School was supposed to start Wednesday on Alaska's Yukon-Kuskokwim Delta, but at least four school openings have been delayed as the region deals with a plane crash that killed a longtime teacher from the small community of Anvik, and injured two other teachers who were to begin their first school year in the same village.
Julia Walker, a 52-year-old elementary school teacher at the Blackwell School in Anvik, and Ernie Chase, the 66-year-old pilot of a Cessna 207 in which she was a passenger, were killed in a crash during a flight from McGrath to Anvik. Don and Rosemary Evans -- both 32 and gearing up for their first year in the Iditarod School District -- and their two children Donny, 10, and McKenzie, 8, survived the crash with what were described as "non-life threatening" injuries.
On Sunday night, Iditarod School District officials met to discuss how to proceed with the upcoming school year and decided to postpone classes set to begin Wednesday. According to Helen Mwarey at the Iditarod School District office, at least the four schools from the Yukon side of the district -- in Anvik, Grayling, Holy Cross, and Shageluk -- will be delayed until at least next week as they look at ways to staff schools in the absence of Walker and as the Evanses recover.
The two new teachers were supposed to jointly teach at the Anvik school, which has only 18 students, including Donny and McKenzie.
School district officials were to meet again on Monday afternoon to discuss the matter further.
NTSB investigator Clint Johnson said Thursday that although an investigation into the crash was still in the very early stages, he had spoken with passenger Don Evans and been able to ascertain a few details. Initial information seemed to indicate that Chase's SPOT radio transmitter -- a personal location device that sends out a distress signal when a button is pressed -- may have been activated before the plane crashed.
But Johnson said that wasn't the case. According to Johnson, Don saw the SPOT transmitter on the dash of the airplane as he was getting into it in McGrath, and after the plane had crashed, Don found the transmitter and pressed the "911" button that almost immediately relayed GPS information to search and rescue personnel.
In addition to notifying the International Emergency Response Coordination Center, a 911 signal from the SPOT sent a preset message to two emergency contacts. One of those contacts was Steve Hill, co-owner of Inland Air, the carrier for which Chase was flying. Hill said that he received a text about the 911 after he landed his airplane in Grayling. Hill's aircraft left McGrath at the same time as Chase's aircraft. The latter plane was noted overdue to Anvik around 10 p.m., shortly before the Air Force Rescue Coordination Center in Anchorage was notified of the signal from the SPOT.
The RCC scrambled the rescue piots and personnel of the Alaska Air National Guard, but because of bad weather they didn't reach the crash site until 11 a.m. Sunday. They were then able to evacuate the survivors and retrieve the bodies of Walker and Chase.

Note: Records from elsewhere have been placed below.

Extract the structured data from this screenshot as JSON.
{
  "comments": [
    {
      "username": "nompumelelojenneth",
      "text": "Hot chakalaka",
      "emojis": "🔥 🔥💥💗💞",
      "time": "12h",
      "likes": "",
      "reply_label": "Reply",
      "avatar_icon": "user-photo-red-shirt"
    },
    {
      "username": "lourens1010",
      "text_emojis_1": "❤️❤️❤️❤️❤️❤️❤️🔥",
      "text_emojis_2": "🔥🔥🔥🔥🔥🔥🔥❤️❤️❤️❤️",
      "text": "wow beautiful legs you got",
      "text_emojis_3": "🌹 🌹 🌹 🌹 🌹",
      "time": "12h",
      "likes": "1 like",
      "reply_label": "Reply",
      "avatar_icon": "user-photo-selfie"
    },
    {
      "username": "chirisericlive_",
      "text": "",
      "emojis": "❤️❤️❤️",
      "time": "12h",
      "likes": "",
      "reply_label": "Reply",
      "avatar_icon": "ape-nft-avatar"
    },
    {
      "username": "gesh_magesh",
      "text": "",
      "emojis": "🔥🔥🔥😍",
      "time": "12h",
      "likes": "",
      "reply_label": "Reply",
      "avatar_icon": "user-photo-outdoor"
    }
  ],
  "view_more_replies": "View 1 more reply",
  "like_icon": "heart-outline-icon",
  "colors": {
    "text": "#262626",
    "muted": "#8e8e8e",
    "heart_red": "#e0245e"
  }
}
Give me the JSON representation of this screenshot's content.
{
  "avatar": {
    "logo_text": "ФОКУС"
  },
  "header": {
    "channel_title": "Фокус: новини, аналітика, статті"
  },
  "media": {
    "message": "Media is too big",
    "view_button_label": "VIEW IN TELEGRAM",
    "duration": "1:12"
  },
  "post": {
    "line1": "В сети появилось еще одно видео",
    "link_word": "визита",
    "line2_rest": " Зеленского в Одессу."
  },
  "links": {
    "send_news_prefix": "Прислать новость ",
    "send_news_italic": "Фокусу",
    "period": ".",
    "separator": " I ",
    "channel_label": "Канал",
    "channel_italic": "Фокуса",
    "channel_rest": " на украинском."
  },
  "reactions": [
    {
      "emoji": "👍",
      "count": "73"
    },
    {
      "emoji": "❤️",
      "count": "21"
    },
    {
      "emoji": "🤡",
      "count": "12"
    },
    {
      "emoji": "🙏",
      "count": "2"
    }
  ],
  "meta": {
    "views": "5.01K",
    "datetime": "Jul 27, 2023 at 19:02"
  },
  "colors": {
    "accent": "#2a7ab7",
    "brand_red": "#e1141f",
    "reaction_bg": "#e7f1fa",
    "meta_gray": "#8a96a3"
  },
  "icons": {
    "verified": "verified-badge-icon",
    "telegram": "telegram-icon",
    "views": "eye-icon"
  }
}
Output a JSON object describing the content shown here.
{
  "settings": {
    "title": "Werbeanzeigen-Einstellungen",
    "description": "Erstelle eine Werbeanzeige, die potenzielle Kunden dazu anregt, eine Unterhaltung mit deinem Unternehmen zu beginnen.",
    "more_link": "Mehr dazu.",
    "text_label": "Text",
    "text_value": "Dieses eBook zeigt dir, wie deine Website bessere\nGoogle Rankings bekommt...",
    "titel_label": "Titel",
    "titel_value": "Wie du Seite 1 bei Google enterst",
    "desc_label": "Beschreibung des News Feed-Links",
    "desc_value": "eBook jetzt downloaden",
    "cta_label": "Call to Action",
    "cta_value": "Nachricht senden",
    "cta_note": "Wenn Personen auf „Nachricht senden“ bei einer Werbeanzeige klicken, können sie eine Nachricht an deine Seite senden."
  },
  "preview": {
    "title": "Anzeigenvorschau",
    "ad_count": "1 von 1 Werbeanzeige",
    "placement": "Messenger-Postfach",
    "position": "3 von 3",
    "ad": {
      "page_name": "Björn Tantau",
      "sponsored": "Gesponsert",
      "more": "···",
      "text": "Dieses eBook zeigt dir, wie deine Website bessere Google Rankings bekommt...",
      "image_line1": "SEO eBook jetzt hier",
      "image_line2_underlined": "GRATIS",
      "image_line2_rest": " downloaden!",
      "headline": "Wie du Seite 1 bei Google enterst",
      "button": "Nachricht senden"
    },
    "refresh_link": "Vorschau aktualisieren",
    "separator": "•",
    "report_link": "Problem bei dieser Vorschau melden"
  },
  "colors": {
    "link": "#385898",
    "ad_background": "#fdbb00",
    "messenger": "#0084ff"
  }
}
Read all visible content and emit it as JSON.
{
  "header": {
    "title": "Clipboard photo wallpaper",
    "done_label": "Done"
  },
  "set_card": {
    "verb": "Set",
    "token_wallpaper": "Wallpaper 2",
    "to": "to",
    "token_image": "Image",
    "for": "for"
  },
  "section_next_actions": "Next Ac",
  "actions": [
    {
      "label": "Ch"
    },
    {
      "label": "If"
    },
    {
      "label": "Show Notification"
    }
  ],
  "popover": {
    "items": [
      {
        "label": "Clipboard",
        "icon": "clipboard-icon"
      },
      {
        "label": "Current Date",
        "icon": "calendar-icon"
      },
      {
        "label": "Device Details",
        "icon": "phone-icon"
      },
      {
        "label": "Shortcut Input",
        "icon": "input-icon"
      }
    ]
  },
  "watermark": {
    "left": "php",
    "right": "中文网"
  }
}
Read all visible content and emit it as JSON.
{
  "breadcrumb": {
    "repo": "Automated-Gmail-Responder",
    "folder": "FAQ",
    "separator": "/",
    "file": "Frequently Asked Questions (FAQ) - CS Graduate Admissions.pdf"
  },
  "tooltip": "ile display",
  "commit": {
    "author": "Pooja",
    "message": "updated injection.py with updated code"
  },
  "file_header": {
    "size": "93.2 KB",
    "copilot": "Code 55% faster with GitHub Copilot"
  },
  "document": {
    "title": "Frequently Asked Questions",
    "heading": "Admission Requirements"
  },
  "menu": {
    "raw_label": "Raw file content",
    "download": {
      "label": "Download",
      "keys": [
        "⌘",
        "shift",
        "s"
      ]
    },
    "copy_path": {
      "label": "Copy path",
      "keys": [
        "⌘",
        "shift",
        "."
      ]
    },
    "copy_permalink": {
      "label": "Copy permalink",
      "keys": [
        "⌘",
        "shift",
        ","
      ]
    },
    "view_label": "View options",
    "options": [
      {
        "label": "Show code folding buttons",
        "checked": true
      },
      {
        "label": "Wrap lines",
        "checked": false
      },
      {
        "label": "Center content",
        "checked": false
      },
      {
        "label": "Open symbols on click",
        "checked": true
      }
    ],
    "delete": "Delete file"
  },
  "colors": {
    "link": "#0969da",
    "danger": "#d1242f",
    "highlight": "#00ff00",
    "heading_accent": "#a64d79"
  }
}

The Evanses were taken to Providence Hospital in Anchorage.
It was unclear what exactly caused the accident, but Johnson said that the NTSB always considers three things when evaluating an accident: "Man, machine, and environment."
"Nothing is being eliminated here. It's a process of elimination," Johnson said. "(But) right now, weather is bubbling to the top."
Hill reported low clouds west of McGrath on the day the airplane crashed, and it appeared that Chase's plane had attempted to turn back toward McGrath, possibly because of bad weather, before it hit a mountainside.
In addition to the SPOT signal, the plane sent a signal to rescuers from a 121.5 megahertz Emergency Locator Transmitter (ELT), which activated upon impact. The 121.5 frequency is less powerful than the NTSB-recommended 406 MHz transmitter now used in many aircraft, and search and rescue personnel don't regularly monitor the 121.5 frequency anymore. Hill said that after he received the SPOT's 911 notice and checked the location on his computer, however, he was able to confirm the ELT beacon had gone off by contacting other aircraft flying in the area of the crash site.
In March, pilot John Burick crashed on Alaska's Triumvirate Glacier and was stuck in the wilderness for four days due to his plane's lack of a 406 ELT. The antenna for his weaker-signalled 121.5 transmitter was crushed when his plane nosed over on landing. Johnson emphasized the benefits of having the 406 MHz ELT instead of the 121.5 to help rescuers find downed aircraft. The aircraft beacons are designed to go off automatically on impact. The SPOT must be manually activated.
"SPOT is great," Johnson said, "but if it hadn't been for Don being able to find the SPOT, it could have been much worse."
Contact Ben Anderson at ben(at)alaskadispatch.com.